In November 2015, award-winning composer and environmental activist Yii Kah Hoe led three events at the Claremont Colleges:
• the Nov. 1 “Awakening to the Environment” Concert where Kah Hoe’s piece “Forest Threnody” was performed by the Claremont Concert Choir and Claremont Chamber Choir of CMC, Harvey Mudd, Pitzer, and Scripps,
• the “Workshop for Change” on Nov. 6, a discussion-based workshop where Kah Hoe shared his approaches towards using music in environmental activism, and
• the “Artist as Activist” at CMC’s Athenaeum on Nov. 9, where Kah Hoe described being an artist and an activist as intermingled identities.
“The Workshop for Change gave the students at the five colleges a fantastic opportunity to think about how to connect art to activism,” says Albert Park, Associate Professor of History at Claremont McKenna College and Co-Principal Investigator EnviroLab Asia. Kah Hoe’s presence on campus as a musician, teacher, and agitator also encouraged cross-disciplinary dialogues. The concert, organized by Anne Harley, Associate Professor of Music at Scripps College and an EnviroLab Asia Faculty Fellow, was very well received with over 500 audience members who gave a rousing five minute standing ovation after the performances. Kah Hoe’s piece was accompanied by art by Steve Rowell, who showed maps of deforestation in Southeast Asia, where clearing land to plant the cash crop palm oil is an issue the EnviroLab Asia Research Clusters are exploring. Kah Hoe also helped turn ideas to action. Char Miller, the W.M. Keck Professor of Environmental Analysis at Pomona College and co-Principal Investigator of EnviroLab Asia, described Kah Hoe’s workshop as “transformative,” and was inspired by the workshop to develop a new project for his EA190 class, a senior capstone course that would examine how much palm oil is in the foods offered in the Claremont Colleges’ dining facilities.
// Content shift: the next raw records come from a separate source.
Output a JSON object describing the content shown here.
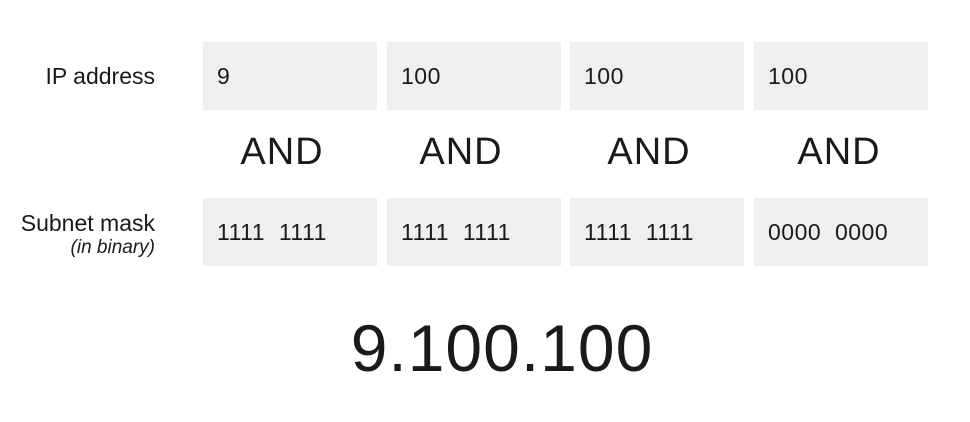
{
  "ip_row": {
    "label": "IP address",
    "octets": [
      "9",
      "100",
      "100",
      "100"
    ]
  },
  "operator": {
    "labels": [
      "AND",
      "AND",
      "AND",
      "AND"
    ]
  },
  "mask_row": {
    "label": "Subnet mask",
    "sublabel": "(in binary)",
    "octets": [
      "1111  1111",
      "1111  1111",
      "1111  1111",
      "0000  0000"
    ]
  },
  "result": {
    "value": "9.100.100"
  }
}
For more about Kah Hoe’s visit, see:
“EnviroLab Asia sheds light on environmental destruction occurring on a massive scale.”